In the recent Citigroup decision,[1] the first to assess director responsibilities in the current financial crisis, the Delaware Chancery Court affirmed Citigroup's board of directors' business judgment in managing the risks involving Citigroup's financial exposure to the subprime mortgage market. The court refused to "second guess" the soundness of the board's decisions, instead according deference to judgments made in good faith and based upon reasonable information.[2]

Plaintiffs alleged that the directors ignored certain "red flag" warning signs[3] that should have put them on notice of the severity of the business risks of investing in subprime assets. Plaintiffs asserted that the directors' decisions caused large subprime-related losses. In consciously ignoring these warning signs, plaintiffs alleged that the directors breached their fiduciary duty to properly monitor and manage the risks from subprime mortgage securities. In short, plaintiffs alleged a failure of oversight that should give rise to personal director liability. Plaintiffs couched their claim as a failure to exercise oversight because, under Delaware law, proof of such claim would be a breach of a fiduciary duty of loyalty, which would not be protected under Citigroup's charter provision exculpating directors from personal liability for violations of the duty of care.

The Chancery Court rejected the failure-of-oversight claim.[4] Oversight liability requires a showing that directors (i) "knew" they were not discharging their fiduciary obligations or (ii) demonstrated a "conscious" disregard for their responsibilities, such as by failing to act in the face of a known duty to act. A showing of "bad faith" is a necessary condition to director oversight liability.

The Chancery Court found that the warning signs alleged by plaintiffs are not evidence that the directors consciously disregarded their duties or otherwise acted in bad faith. After concluding that the "red flags" amounted to little more than public documentation of the worsening conditions in the subprime mortgage market, the Chancery Court stated that at most the warning signs are evidence that the directors made bad business decisions. However, to impose oversight liability on directors for failure to monitor business risks would involve courts in conducting hindsight evaluations of decisions at the heart of the business judgment of directors. The Chancery Court was emphatic that "[o]versight duties under Delaware law are not designed to subject directors, even expert directors, to personal liability for failure to predict the future and to properly evaluate business risk."[5]

Director oversight duties were defined in the seminal Caremark case.[6] In that case, the Chancery Court deferred to the board of directors' business judgment in the discharge of its compliance responsibilities. The directors avoided failure-of-oversight liability because the company had implemented an information and reporting system that assured directors that appropriate information about fraud and other wrongdoing would come to their attention in a timely manner so that they could act to prevent losses to the company. The existence of such information and reporting system was not contested by plaintiffs in the Citigroup case.

Prudent Director Conduct

The following is a template of prudent director conduct that should protect business judgments from failure-of-oversight liability.
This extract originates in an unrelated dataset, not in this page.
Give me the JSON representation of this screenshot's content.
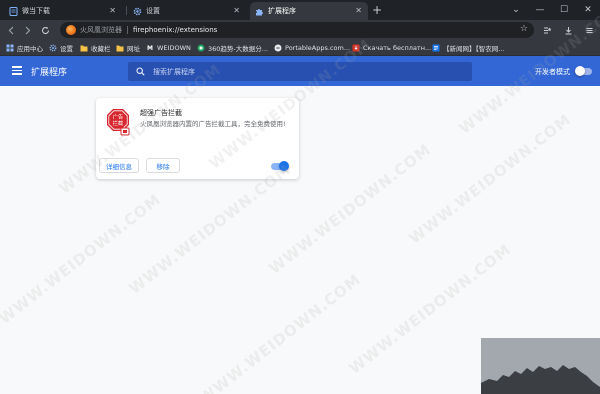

  • Directors' role should be oversight, not management.
  • In performing oversight, directors should exercise diligence in seeking information essential to understanding the risks to the business. If necessary, directors should seek views outside of management (e.g., shareholders and employees)
  • Directors should ask management tough questions and have a healthy degree of skepticism rather than automatically deferring to management's point of view -- they must be aggressive watchdogs. This certainly should be the rule when it comes to financial accounting and executive compensation matters.
  • Directors should bring in consultants if they have difficulty understanding complex business plans and proposals.
  • Directors should hold executive sessions if they feel management's presence inhibits free deliberation.
  • Directors should oversee management's assessment and handling of strategic, financial, operational, and compliance risks. Oversight requires assurance of strong internal systems and controls rather than simply relying on external evaluations (e.g., over-reliance on rating agency valuations).
  • Directors should be periodically briefed by management on the compliance threats to the organization and the corrective steps being taken to address those risks. For example, money laundering, and data protection and security issues are major compliance threats.
  • Directors should respond quickly to complaints related to accounting controls received through the Audit Committee complaint process.
  • Directors should instruct management to ensure that a crisis management plan is in place.
  • Directors should instruct management to ensure that strong whistleblower protections are in place to protect from retaliation employees who lawfully report compliance violations
  • Directors should instruct management to ensure that a records management policy is in place that covers paper and electronically stored records, including audit working papers.
  • Directors should have detailed knowledge of the profiles of the senior management team. Directors should be particularly attuned to the "tone at the top" set by senior management.
  • Directors should ensure that fellow directors are well-qualified persons of integrity. Directors should engage in periodic self-assessment and evaluation.

If directors implement the steps outlined above, their business judgments likely will be protected from failure-of-oversight attacks. The Citigroup decision provides ample reason for renewed vigilance in assuring that monitoring systems are in place to detect fraud and other wrongdoing.